*WHAT IS EXPECTED*: Search the data for the word "Property" and copy every line that contains it.

Dataset rows describing interfaces
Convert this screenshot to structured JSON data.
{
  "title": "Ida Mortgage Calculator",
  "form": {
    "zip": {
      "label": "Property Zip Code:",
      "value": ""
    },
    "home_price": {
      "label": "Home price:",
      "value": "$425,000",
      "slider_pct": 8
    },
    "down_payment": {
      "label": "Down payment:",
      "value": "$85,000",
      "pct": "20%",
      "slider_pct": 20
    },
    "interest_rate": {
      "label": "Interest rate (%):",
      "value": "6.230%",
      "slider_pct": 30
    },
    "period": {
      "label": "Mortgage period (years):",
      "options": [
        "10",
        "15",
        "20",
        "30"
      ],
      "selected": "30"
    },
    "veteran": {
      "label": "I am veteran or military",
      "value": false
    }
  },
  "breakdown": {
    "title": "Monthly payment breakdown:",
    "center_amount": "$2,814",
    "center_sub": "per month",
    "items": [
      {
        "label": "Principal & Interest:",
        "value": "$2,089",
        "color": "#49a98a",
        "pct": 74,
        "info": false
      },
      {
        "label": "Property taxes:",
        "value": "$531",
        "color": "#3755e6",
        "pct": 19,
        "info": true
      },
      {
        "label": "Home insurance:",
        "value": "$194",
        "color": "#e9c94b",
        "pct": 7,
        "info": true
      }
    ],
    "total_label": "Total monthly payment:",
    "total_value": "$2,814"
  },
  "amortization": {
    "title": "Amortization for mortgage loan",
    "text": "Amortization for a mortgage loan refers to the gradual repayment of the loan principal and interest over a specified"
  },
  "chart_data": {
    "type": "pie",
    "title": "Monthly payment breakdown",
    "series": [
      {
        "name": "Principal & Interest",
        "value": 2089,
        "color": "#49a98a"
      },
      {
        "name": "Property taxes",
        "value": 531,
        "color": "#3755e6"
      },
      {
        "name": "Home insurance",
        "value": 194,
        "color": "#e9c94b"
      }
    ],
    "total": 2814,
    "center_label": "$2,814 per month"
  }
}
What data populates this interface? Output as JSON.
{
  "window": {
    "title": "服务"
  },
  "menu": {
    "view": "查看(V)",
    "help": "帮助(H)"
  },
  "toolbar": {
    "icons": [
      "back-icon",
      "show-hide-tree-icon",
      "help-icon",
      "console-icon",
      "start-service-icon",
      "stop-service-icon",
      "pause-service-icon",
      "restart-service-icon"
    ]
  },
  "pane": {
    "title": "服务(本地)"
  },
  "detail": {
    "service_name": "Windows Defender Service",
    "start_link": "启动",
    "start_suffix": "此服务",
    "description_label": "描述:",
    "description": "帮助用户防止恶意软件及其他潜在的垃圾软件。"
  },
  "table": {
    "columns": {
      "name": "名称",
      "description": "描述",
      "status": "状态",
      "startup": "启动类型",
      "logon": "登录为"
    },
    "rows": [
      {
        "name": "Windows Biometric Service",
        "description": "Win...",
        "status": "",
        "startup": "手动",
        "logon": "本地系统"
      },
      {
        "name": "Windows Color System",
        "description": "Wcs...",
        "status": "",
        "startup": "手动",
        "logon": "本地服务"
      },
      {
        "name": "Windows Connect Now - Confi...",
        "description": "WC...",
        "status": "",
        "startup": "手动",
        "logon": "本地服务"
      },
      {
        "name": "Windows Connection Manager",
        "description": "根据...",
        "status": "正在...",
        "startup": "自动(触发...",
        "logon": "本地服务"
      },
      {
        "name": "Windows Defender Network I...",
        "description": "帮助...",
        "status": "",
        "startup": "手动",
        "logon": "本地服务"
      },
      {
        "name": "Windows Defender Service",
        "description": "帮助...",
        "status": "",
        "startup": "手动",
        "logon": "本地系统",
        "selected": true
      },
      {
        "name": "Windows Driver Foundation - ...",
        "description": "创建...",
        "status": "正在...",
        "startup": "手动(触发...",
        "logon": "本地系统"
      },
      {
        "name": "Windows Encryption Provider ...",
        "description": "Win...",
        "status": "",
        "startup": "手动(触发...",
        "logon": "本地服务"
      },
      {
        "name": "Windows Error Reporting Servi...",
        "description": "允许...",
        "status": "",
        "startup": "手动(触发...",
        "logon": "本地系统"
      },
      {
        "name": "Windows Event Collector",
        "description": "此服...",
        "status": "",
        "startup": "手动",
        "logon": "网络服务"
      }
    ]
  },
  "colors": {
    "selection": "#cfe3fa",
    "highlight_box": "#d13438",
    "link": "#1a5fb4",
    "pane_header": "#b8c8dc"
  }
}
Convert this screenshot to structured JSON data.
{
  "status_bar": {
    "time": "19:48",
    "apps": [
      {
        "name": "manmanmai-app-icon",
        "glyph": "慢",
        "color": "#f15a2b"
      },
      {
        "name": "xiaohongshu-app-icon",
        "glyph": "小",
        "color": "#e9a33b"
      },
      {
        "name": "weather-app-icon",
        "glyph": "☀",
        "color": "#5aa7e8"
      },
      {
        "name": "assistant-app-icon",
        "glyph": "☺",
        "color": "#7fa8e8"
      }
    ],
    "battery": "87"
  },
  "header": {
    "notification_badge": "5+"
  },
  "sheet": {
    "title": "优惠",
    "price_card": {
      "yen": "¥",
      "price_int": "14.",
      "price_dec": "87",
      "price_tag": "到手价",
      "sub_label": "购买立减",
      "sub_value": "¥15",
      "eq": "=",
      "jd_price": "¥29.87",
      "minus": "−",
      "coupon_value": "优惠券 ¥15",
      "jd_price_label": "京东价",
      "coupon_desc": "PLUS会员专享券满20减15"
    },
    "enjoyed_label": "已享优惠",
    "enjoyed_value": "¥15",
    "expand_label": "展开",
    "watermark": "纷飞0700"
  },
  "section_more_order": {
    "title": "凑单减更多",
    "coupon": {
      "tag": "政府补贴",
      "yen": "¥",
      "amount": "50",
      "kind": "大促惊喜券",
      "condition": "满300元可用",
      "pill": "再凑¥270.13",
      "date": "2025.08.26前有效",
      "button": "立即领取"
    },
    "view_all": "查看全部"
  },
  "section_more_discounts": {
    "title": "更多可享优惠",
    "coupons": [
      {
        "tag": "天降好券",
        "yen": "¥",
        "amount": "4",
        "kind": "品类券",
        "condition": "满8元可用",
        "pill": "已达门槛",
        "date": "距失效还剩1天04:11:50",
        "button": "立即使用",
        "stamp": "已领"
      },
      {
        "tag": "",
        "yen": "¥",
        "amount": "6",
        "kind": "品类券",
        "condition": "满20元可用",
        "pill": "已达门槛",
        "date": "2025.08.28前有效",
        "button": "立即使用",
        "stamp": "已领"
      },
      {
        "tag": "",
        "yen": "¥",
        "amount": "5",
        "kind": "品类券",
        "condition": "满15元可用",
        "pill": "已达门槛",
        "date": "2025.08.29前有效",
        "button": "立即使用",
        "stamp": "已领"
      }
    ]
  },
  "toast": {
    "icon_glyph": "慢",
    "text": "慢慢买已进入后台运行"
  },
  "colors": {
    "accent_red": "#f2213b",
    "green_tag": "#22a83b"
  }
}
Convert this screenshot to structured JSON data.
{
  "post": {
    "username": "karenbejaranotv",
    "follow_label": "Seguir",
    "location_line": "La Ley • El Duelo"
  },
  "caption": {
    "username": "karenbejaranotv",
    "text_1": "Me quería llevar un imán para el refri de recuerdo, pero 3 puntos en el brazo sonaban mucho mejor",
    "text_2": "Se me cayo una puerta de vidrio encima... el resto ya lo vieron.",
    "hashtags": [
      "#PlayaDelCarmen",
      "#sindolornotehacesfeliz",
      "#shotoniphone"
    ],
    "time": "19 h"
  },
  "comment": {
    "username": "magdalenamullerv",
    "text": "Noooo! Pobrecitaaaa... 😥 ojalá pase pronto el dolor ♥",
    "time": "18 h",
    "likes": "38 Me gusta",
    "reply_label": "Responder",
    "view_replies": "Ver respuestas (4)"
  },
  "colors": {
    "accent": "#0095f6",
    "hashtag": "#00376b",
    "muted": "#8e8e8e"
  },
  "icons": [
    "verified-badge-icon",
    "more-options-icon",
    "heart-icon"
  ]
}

*ANSWER AREA*:
      "label": "Property Zip Code:",
        "label": "Property taxes:",
        "name": "Property taxes",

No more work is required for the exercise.